### WHAT TO WORK ON
Write the listing out again in full. Every character must match.

### DATA EXTRACT
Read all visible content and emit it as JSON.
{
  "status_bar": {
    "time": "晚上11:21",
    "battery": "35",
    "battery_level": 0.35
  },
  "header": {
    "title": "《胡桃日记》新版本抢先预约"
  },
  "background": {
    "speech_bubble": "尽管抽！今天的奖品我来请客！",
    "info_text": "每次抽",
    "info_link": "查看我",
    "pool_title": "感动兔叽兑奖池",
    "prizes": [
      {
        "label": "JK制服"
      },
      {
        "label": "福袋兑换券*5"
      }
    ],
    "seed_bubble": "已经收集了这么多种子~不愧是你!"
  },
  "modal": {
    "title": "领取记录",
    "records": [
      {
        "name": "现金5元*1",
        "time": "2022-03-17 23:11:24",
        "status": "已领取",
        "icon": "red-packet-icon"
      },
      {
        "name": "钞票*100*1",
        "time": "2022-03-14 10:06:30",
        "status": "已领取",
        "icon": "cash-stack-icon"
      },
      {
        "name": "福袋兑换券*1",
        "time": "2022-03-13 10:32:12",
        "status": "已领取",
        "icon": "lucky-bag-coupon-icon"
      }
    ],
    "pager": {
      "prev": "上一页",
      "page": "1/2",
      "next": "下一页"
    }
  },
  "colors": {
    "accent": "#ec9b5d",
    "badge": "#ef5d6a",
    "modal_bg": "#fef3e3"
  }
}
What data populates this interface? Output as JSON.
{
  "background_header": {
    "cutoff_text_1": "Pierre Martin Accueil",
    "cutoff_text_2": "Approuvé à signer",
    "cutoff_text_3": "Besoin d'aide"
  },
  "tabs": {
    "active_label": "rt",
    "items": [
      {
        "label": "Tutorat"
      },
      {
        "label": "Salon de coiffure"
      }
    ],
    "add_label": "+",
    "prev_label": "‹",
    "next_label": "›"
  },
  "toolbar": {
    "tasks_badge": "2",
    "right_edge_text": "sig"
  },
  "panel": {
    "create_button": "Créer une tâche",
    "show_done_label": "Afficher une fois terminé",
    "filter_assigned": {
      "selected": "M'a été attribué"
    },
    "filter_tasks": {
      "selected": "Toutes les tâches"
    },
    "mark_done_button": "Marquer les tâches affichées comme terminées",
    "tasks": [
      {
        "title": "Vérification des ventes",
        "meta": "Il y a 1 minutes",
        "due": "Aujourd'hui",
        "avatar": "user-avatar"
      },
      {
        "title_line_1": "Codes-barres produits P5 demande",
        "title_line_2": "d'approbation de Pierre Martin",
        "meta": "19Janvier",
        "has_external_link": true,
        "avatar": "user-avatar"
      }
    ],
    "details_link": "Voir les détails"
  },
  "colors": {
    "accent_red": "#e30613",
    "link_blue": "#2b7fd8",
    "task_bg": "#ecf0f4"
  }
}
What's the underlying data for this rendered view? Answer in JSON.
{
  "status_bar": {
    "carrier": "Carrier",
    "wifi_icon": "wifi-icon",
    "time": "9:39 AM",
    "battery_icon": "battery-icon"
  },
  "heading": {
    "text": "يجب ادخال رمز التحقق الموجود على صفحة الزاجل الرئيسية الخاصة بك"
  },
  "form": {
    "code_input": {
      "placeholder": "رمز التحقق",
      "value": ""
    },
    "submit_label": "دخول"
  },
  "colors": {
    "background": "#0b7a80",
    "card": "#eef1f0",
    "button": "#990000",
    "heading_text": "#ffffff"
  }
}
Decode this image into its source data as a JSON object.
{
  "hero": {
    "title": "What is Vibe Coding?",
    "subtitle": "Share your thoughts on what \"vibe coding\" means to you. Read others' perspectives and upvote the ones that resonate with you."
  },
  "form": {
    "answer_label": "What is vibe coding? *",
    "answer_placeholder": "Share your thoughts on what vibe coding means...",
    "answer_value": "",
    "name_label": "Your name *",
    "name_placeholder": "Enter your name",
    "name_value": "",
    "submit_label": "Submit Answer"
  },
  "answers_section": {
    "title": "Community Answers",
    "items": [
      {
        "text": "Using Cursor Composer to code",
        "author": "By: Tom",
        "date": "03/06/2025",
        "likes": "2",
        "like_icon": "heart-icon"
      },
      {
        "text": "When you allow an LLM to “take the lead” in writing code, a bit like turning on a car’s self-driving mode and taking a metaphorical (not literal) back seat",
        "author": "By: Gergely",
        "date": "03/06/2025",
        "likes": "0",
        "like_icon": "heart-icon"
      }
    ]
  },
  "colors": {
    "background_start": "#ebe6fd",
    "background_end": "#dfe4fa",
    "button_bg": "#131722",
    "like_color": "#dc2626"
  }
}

### RESULT FOR THIS EXERCISE
Read all visible content and emit it as JSON.
{
  "status_bar": {
    "time": "晚上11:21",
    "battery": "35",
    "battery_level": 0.35
  },
  "header": {
    "title": "《胡桃日记》新版本抢先预约"
  },
  "background": {
    "speech_bubble": "尽管抽！今天的奖品我来请客！",
    "info_text": "每次抽",
    "info_link": "查看我",
    "pool_title": "感动兔叽兑奖池",
    "prizes": [
      {
        "label": "JK制服"
      },
      {
        "label": "福袋兑换券*5"
      }
    ],
    "seed_bubble": "已经收集了这么多种子~不愧是你!"
  },
  "modal": {
    "title": "领取记录",
    "records": [
      {
        "name": "现金5元*1",
        "time": "2022-03-17 23:11:24",
        "status": "已领取",
        "icon": "red-packet-icon"
      },
      {
        "name": "钞票*100*1",
        "time": "2022-03-14 10:06:30",
        "status": "已领取",
        "icon": "cash-stack-icon"
      },
      {
        "name": "福袋兑换券*1",
        "time": "2022-03-13 10:32:12",
        "status": "已领取",
        "icon": "lucky-bag-coupon-icon"
      }
    ],
    "pager": {
      "prev": "上一页",
      "page": "1/2",
      "next": "下一页"
    }
  },
  "colors": {
    "accent": "#ec9b5d",
    "badge": "#ef5d6a",
    "modal_bg": "#fef3e3"
  }
}
What data populates this interface? Output as JSON.
{
  "background_header": {
    "cutoff_text_1": "Pierre Martin Accueil",
    "cutoff_text_2": "Approuvé à signer",
    "cutoff_text_3": "Besoin d'aide"
  },
  "tabs": {
    "active_label": "rt",
    "items": [
      {
        "label": "Tutorat"
      },
      {
        "label": "Salon de coiffure"
      }
    ],
    "add_label": "+",
    "prev_label": "‹",
    "next_label": "›"
  },
  "toolbar": {
    "tasks_badge": "2",
    "right_edge_text": "sig"
  },
  "panel": {
    "create_button": "Créer une tâche",
    "show_done_label": "Afficher une fois terminé",
    "filter_assigned": {
      "selected": "M'a été attribué"
    },
    "filter_tasks": {
      "selected": "Toutes les tâches"
    },
    "mark_done_button": "Marquer les tâches affichées comme terminées",
    "tasks": [
      {
        "title": "Vérification des ventes",
        "meta": "Il y a 1 minutes",
        "due": "Aujourd'hui",
        "avatar": "user-avatar"
      },
      {
        "title_line_1": "Codes-barres produits P5 demande",
        "title_line_2": "d'approbation de Pierre Martin",
        "meta": "19Janvier",
        "has_external_link": true,
        "avatar": "user-avatar"
      }
    ],
    "details_link": "Voir les détails"
  },
  "colors": {
    "accent_red": "#e30613",
    "link_blue": "#2b7fd8",
    "task_bg": "#ecf0f4"
  }
}
What's the underlying data for this rendered view? Answer in JSON.
{
  "status_bar": {
    "carrier": "Carrier",
    "wifi_icon": "wifi-icon",
    "time": "9:39 AM",
    "battery_icon": "battery-icon"
  },
  "heading": {
    "text": "يجب ادخال رمز التحقق الموجود على صفحة الزاجل الرئيسية الخاصة بك"
  },
  "form": {
    "code_input": {
      "placeholder": "رمز التحقق",
      "value": ""
    },
    "submit_label": "دخول"
  },
  "colors": {
    "background": "#0b7a80",
    "card": "#eef1f0",
    "button": "#990000",
    "heading_text": "#ffffff"
  }
}
Decode this image into its source data as a JSON object.
{
  "hero": {
    "title": "What is Vibe Coding?",
    "subtitle": "Share your thoughts on what \"vibe coding\" means to you. Read others' perspectives and upvote the ones that resonate with you."
  },
  "form": {
    "answer_label": "What is vibe coding? *",
    "answer_placeholder": "Share your thoughts on what vibe coding means...",
    "answer_value": "",
    "name_label": "Your name *",
    "name_placeholder": "Enter your name",
    "name_value": "",
    "submit_label": "Submit Answer"
  },
  "answers_section": {
    "title": "Community Answers",
    "items": [
      {
        "text": "Using Cursor Composer to code",
        "author": "By: Tom",
        "date": "03/06/2025",
        "likes": "2",
        "like_icon": "heart-icon"
      },
      {
        "text": "When you allow an LLM to “take the lead” in writing code, a bit like turning on a car’s self-driving mode and taking a metaphorical (not literal) back seat",
        "author": "By: Gergely",
        "date": "03/06/2025",
        "likes": "0",
        "like_icon": "heart-icon"
      }
    ]
  },
  "colors": {
    "background_start": "#ebe6fd",
    "background_end": "#dfe4fa",
    "button_bg": "#131722",
    "like_color": "#dc2626"
  }
}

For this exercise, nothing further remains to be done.